Product and service development: Digital innovations can improve agility and speed to market, and provide data insights for new insurance products and services such as usage-based insurance and cyber threat coverage.
The cyber theme is one of the most interesting and urgent areas for attention.
During the pandemic, 91 percent of the global insurance workforce moved to remote working.
This caused a dramatic increase in insurers’ exposure to cyber risk. The number of insurers reporting an uptick in cyber security incidents rose significantly, with phishing and malware attacks being the most commonly reported incidents.
A priority needs to be on addressing internal threats stemming from a largely remote workforce and new suites of applications. Insurers must build significantly greater resilience in the face of such risks, which are likely to intensify going forward.

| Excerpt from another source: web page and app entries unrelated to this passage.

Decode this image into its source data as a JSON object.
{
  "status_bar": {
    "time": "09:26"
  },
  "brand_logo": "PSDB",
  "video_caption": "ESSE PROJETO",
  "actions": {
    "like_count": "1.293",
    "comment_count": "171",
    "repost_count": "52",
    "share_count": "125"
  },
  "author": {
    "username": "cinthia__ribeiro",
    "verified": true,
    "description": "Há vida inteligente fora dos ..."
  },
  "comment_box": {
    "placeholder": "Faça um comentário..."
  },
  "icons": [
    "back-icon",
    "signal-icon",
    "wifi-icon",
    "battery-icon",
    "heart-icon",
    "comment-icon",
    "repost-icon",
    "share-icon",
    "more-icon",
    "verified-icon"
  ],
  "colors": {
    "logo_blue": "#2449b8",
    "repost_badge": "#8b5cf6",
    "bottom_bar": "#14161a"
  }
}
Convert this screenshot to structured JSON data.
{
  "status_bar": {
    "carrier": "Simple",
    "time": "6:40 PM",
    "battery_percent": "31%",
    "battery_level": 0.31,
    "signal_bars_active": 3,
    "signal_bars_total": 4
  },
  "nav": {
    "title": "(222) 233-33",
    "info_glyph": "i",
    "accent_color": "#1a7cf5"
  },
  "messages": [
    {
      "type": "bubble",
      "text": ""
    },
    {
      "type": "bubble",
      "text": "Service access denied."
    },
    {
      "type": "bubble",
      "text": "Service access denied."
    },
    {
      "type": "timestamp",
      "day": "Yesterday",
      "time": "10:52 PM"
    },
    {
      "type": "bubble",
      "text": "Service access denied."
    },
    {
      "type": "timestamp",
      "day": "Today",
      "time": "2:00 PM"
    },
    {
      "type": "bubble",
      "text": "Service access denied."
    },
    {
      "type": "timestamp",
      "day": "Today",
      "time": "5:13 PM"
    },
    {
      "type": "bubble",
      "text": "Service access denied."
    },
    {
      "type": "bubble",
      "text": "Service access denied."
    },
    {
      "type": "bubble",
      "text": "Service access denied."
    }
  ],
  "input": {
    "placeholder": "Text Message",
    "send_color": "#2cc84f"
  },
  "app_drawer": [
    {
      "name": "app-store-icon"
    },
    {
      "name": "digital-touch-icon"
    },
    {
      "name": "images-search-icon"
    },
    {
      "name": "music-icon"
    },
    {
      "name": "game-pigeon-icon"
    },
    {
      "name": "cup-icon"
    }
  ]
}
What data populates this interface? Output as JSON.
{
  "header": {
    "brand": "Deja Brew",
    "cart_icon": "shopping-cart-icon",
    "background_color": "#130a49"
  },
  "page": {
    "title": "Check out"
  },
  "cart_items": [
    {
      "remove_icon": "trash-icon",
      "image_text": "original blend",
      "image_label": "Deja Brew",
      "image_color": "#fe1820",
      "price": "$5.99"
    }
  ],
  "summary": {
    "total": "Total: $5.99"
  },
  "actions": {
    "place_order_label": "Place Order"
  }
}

Cyber security is the number one skills shortage for insurers, according to almost half of insurance CIOs in our survey. Finding sufficient employees with the right digital skills is not only an insurance problem – many industries face the same challenge, which creates even more competition for the best talent.
Once you have attracted skilled employees, the next question is how to retain them. Speaking to IT leaders at insurance clients, they recognize how the pandemic has coupled with a constant stream of transformation initiatives and changing operating models to put a severe strain on their IT professionals. Avoiding burn-out by implementing health and well-being programs is key.
We’re fortunate in Switzerland to have a fantastic ecosystem we can draw on, including a wealth of Swiss-based cyber security firms and insurtechs. They support a healthy flow of skills, knowledge and expertise that established insurance groups can leverage to complement in-house resources.
Transformation won’t stop. It’s a continual state in progressive insurance companies. As well as shoring up cyber resilience, technology is more central than ever to building competitive advantage and sustainable growth. Many of our clients in Switzerland are looking at a range of initiatives to modernize claims management, improve underwriting in both retail and commercial insurance, and achieve better reserving in non-life insurance. On that note, I am happy to share our insights into these areas – and the impacts of evolving technology on the insurance value chain more broadly – in Clarity on Insurance, which is hot off the press and which you can read here.